In addition, Section 610.022.5, RSMo Supp. 1993, states that "[p]ublic records shall be presumed to be open unless otherwise exempt under the provisions of Section 610.021." Section 610.021, RSMo Supp. 1993, lists fifteen exceptions authorizing a public governmental body to close records. No exception specifically relates to telephone billing records of an individual member of the General Assembly. Section 610.021(14) authorizes closure of "[r]ecords which are protected from disclosure by law." However, we find no provisions within Chapter 21, RSMo, relating to the General Assembly, which either require or allow closure of member's itemized telephone bills.

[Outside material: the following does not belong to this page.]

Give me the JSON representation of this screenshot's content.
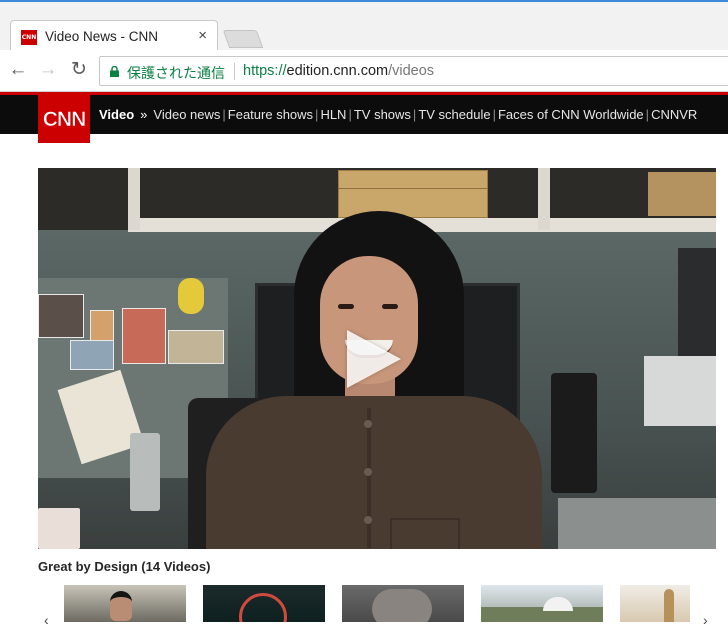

We likewise find no other applicable provision of law which authorizes the closure of these records pursuant to Section 610.021(14). [Footnote 1]
There may be instances when a record which documents the content of such telephone calls could lawfully be held as a closed record pursuant to Section 610.021. However, the billing records in question in this case do not disclose the subject matter discussed, and therefore, can not be held as closed records. Furthermore, the United States Supreme Court has found that persons have no expectation of privacy in telephone numbers to which they make a call. Smith v. Maryland, 442 U.S. 736 (1979); United States v. New York Telephone Co., 434 U.S. 159 (1977). Accordingly, we conclude that members' telephone billing records are public records to be made available for inspection and copying as provided in Section 610.023 through 610.026, RSMo Supp. 1993.
In summary, it is the opinion of this office that telephone billing records of an individual member of the General Assembly are public records as defined by Section 610.010(6), RSMo. Supp. 1993, to be made available for inspection and copying as provided in Sections 610.023 through 610.026, RSMo Supp. 1993.
Very truly yours,
JEREMIAH W. (JAY) NIXON
Footnote 1. Other states have addressed similar issues with varying results. However, due to the differences in the various state's constitutions, statutes, and policies, none of these cases are applicable to the ultimate determination of this issue in Missouri. See PG Publishing Co. v. County of Washington, 638 A.2d 422, 426 (Feb. 24, 1994) (holding that itemized billing statements from cellular telephone company to a county were public records within the meaning of the Right to Know Act); But see, State of Nebraska v. Primeau, Docket no. 496, Page no. 039, Lancaster County Dist. Ct. (April 18, 1994) (upholding portion of legislative bill which allowed individual legislators to determine whether any part of his or her long distance telephone bill was sensitive or confidential in nature and therefore, not required to be disclosed to the state auditor); Des Moines Register v. Dwyer, No. CL-113-61476 (Polk County Dist. Ct., May 17, 1994), appeal docketed, No. 94-901 (Iowa S. Ct., June 7, 1994) (dismissing a suit filed to enforce the Open Records Act against the Iowa senate on the basis that the legislature has the power to create rules for its own proceedings).